What needs to be done → Retype the full set of data, character for character.

(Entries from a dataset of interfaces)
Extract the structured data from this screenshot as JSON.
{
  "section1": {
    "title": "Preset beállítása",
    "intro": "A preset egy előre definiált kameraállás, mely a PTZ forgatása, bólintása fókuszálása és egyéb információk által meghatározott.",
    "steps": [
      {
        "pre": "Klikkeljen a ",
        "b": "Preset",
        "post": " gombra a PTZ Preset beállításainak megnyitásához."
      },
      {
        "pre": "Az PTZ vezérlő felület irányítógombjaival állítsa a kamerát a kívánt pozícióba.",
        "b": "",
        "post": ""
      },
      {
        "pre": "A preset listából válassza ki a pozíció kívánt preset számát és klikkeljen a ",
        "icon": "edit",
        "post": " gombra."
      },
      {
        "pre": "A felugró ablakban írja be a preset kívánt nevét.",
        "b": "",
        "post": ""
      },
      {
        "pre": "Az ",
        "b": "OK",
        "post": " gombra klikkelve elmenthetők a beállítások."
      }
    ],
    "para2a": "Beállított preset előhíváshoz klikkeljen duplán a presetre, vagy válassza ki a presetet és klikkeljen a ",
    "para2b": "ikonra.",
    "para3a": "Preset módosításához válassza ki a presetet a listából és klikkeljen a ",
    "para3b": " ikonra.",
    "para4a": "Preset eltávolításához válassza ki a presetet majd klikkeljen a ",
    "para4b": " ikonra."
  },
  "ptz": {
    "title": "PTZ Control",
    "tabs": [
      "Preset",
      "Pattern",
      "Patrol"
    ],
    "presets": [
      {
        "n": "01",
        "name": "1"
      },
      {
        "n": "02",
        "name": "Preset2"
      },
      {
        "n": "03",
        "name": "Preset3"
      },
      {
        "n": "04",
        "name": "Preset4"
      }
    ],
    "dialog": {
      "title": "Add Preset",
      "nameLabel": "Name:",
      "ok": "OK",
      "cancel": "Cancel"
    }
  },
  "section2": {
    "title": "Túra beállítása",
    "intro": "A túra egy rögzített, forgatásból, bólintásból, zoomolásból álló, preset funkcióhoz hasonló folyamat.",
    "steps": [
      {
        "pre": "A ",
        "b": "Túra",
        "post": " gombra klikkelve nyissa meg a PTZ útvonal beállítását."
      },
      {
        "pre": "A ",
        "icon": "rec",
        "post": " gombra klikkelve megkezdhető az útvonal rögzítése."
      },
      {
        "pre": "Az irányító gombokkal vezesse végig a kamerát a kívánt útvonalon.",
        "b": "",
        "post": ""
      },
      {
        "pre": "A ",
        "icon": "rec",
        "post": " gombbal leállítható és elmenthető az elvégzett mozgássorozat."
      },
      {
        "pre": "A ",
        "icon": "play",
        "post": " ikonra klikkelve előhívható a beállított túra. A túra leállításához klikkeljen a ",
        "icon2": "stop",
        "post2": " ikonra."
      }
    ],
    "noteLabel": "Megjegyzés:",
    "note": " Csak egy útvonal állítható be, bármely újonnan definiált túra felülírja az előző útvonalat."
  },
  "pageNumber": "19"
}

Exercise answer →
Extract the structured data from this screenshot as JSON.
{
  "section1": {
    "title": "Preset beállítása",
    "intro": "A preset egy előre definiált kameraállás, mely a PTZ forgatása, bólintása fókuszálása és egyéb információk által meghatározott.",
    "steps": [
      {
        "pre": "Klikkeljen a ",
        "b": "Preset",
        "post": " gombra a PTZ Preset beállításainak megnyitásához."
      },
      {
        "pre": "Az PTZ vezérlő felület irányítógombjaival állítsa a kamerát a kívánt pozícióba.",
        "b": "",
        "post": ""
      },
      {
        "pre": "A preset listából válassza ki a pozíció kívánt preset számát és klikkeljen a ",
        "icon": "edit",
        "post": " gombra."
      },
      {
        "pre": "A felugró ablakban írja be a preset kívánt nevét.",
        "b": "",
        "post": ""
      },
      {
        "pre": "Az ",
        "b": "OK",
        "post": " gombra klikkelve elmenthetők a beállítások."
      }
    ],
    "para2a": "Beállított preset előhíváshoz klikkeljen duplán a presetre, vagy válassza ki a presetet és klikkeljen a ",
    "para2b": "ikonra.",
    "para3a": "Preset módosításához válassza ki a presetet a listából és klikkeljen a ",
    "para3b": " ikonra.",
    "para4a": "Preset eltávolításához válassza ki a presetet majd klikkeljen a ",
    "para4b": " ikonra."
  },
  "ptz": {
    "title": "PTZ Control",
    "tabs": [
      "Preset",
      "Pattern",
      "Patrol"
    ],
    "presets": [
      {
        "n": "01",
        "name": "1"
      },
      {
        "n": "02",
        "name": "Preset2"
      },
      {
        "n": "03",
        "name": "Preset3"
      },
      {
        "n": "04",
        "name": "Preset4"
      }
    ],
    "dialog": {
      "title": "Add Preset",
      "nameLabel": "Name:",
      "ok": "OK",
      "cancel": "Cancel"
    }
  },
  "section2": {
    "title": "Túra beállítása",
    "intro": "A túra egy rögzített, forgatásból, bólintásból, zoomolásból álló, preset funkcióhoz hasonló folyamat.",
    "steps": [
      {
        "pre": "A ",
        "b": "Túra",
        "post": " gombra klikkelve nyissa meg a PTZ útvonal beállítását."
      },
      {
        "pre": "A ",
        "icon": "rec",
        "post": " gombra klikkelve megkezdhető az útvonal rögzítése."
      },
      {
        "pre": "Az irányító gombokkal vezesse végig a kamerát a kívánt útvonalon.",
        "b": "",
        "post": ""
      },
      {
        "pre": "A ",
        "icon": "rec",
        "post": " gombbal leállítható és elmenthető az elvégzett mozgássorozat."
      },
      {
        "pre": "A ",
        "icon": "play",
        "post": " ikonra klikkelve előhívható a beállított túra. A túra leállításához klikkeljen a ",
        "icon2": "stop",
        "post2": " ikonra."
      }
    ],
    "noteLabel": "Megjegyzés:",
    "note": " Csak egy útvonal állítható be, bármely újonnan definiált túra felülírja az előző útvonalat."
  },
  "pageNumber": "19"
}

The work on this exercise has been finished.